Poker is a game of chance, but there’s also quite a bit of skill involved. It’s a game that is not only great for developing critical thinking skills, but it’s also a fantastic way to improve your overall mental health.
The first thing to learn about poker is how to read the table. This means that you need to be able to assess the odds of other players’ hands and decide what type of hand you should play. It’s a skill that will help you in all areas of your life, from making business decisions to assessing the risk of taking on new projects.
Another skill that poker teaches is how to read other players’ body language. This can be very important in a poker hand, especially when you’re trying to determine whether an opponent is bluffing or not. It’s a skill that can be used in other situations too, such as when you’re giving a presentation or leading a group of people.
Finally, poker teaches you how to take your time when making decisions. It’s easy to make a mistake by rushing into a decision too quickly, but this can have serious consequences. It’s essential that you take the time to fully consider your options and the chances of success before deciding what to do next.
When you’re playing poker, it’s important that you know how to evaluate the likelihood of a negative outcome before making any bets.

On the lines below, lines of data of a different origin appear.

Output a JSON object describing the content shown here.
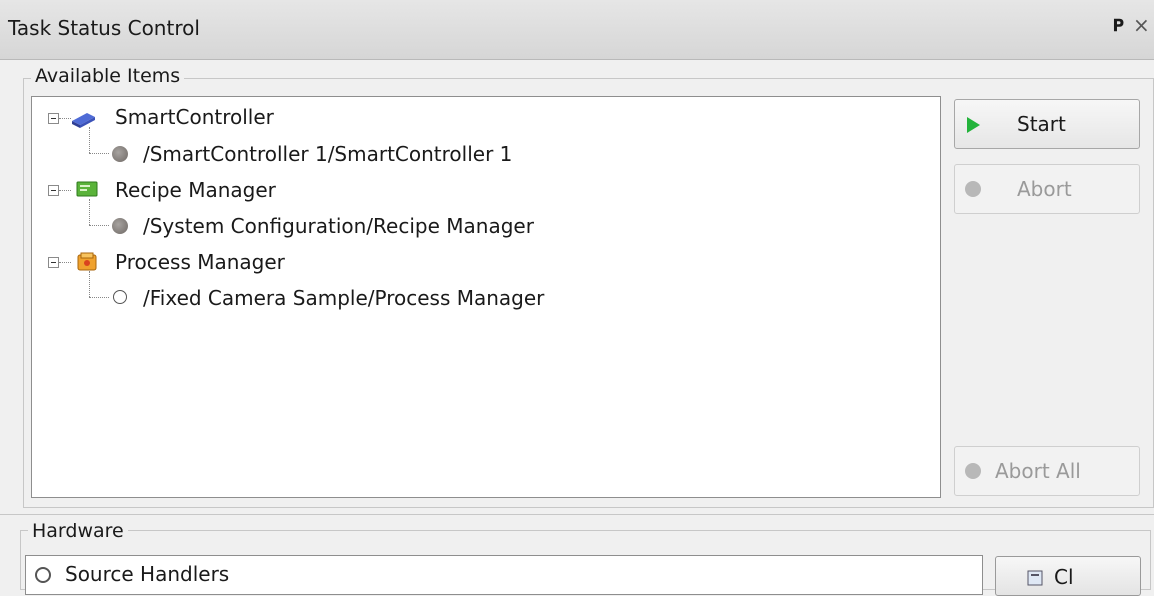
{
  "window": {
    "title": "Task Status Control",
    "pin_glyph": "P",
    "close_glyph": "×"
  },
  "available": {
    "label": "Available Items",
    "tree": [
      {
        "label": "SmartController",
        "icon": "smartcontroller-icon",
        "child": {
          "label": "/SmartController 1/SmartController 1",
          "status": "stopped"
        }
      },
      {
        "label": "Recipe Manager",
        "icon": "recipe-manager-icon",
        "child": {
          "label": "/System Configuration/Recipe Manager",
          "status": "stopped"
        }
      },
      {
        "label": "Process Manager",
        "icon": "process-manager-icon",
        "child": {
          "label": "/Fixed Camera Sample/Process Manager",
          "status": "idle"
        }
      }
    ]
  },
  "buttons": {
    "start": "Start",
    "abort": "Abort",
    "abort_all": "Abort All"
  },
  "hardware": {
    "label": "Hardware",
    "first_item": "Source Handlers",
    "side_button": "Cl"
  },
  "colors": {
    "start_accent": "#23b33b"
  }
}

It’s a skill that will allow you to avoid making bad decisions and increase your chances of winning big. In fact, it’s one of the most important things you can learn to do in life.
There are a lot of different strategies that you can use when playing poker, and many players have written entire books about them. However, it’s also essential that you develop your own strategy based on experience. You can do this by studying your own results and by discussing them with other players for a more objective look at your strengths and weaknesses.

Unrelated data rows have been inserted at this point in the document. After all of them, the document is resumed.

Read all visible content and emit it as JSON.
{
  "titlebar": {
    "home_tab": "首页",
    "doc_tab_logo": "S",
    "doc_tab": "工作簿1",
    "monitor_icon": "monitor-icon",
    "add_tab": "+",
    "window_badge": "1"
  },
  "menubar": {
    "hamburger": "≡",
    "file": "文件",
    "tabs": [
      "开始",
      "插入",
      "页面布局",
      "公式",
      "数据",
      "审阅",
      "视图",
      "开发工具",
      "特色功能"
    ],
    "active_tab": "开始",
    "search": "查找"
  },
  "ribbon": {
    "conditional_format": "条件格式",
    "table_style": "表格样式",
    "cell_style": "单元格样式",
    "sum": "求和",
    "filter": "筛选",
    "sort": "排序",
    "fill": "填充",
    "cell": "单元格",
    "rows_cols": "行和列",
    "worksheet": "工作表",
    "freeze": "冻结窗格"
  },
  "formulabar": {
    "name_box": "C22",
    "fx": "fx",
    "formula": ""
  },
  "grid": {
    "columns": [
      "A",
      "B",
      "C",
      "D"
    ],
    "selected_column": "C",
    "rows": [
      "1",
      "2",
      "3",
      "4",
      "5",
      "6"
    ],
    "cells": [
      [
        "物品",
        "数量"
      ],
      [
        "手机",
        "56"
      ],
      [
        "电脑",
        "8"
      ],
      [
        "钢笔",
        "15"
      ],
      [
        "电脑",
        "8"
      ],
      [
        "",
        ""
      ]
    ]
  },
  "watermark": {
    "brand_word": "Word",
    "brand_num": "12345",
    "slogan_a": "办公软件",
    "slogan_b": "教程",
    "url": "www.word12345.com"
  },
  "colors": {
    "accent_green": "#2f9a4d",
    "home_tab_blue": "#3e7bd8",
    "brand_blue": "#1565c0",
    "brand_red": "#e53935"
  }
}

Poker improves your logical thinking skills extensively. You need to be able to think clearly and critically in order to make good decisions in the game, and this will help you with many other aspects of your life. In addition, you’ll also learn how to handle failure and use it as a learning opportunity rather than a source of frustration.

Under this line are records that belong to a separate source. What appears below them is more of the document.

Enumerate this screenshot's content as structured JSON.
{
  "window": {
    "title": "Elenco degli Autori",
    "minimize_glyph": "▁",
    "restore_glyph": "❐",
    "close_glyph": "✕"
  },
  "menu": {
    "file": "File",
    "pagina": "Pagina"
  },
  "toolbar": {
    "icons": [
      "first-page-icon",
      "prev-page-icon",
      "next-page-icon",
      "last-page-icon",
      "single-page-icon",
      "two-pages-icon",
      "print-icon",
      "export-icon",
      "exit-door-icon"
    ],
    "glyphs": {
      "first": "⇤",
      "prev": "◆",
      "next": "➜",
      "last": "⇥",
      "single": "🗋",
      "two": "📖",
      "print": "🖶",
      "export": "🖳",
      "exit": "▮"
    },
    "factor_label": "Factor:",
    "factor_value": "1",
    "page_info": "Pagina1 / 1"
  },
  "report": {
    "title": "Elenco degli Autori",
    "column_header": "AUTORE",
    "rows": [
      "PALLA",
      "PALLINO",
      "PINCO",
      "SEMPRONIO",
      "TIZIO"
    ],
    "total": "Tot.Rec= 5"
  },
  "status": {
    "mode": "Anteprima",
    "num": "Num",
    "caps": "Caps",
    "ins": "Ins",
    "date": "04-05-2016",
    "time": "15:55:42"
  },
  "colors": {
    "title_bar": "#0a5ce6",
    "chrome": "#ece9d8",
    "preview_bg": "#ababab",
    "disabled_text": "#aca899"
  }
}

If you play poker regularly, it will help you develop your math skills too. You’ll learn how to calculate the odds of a particular hand before making any bets, and this will help you decide whether to call or raise. This quick math will help you in all areas of your life, and it’s a great way to keep your brain sharp. This is because poker requires you to process a lot of information very quickly, which helps to build and strengthen neural pathways in your brain. This can help prevent cognitive disorders, such as Alzheimer’s, in the future.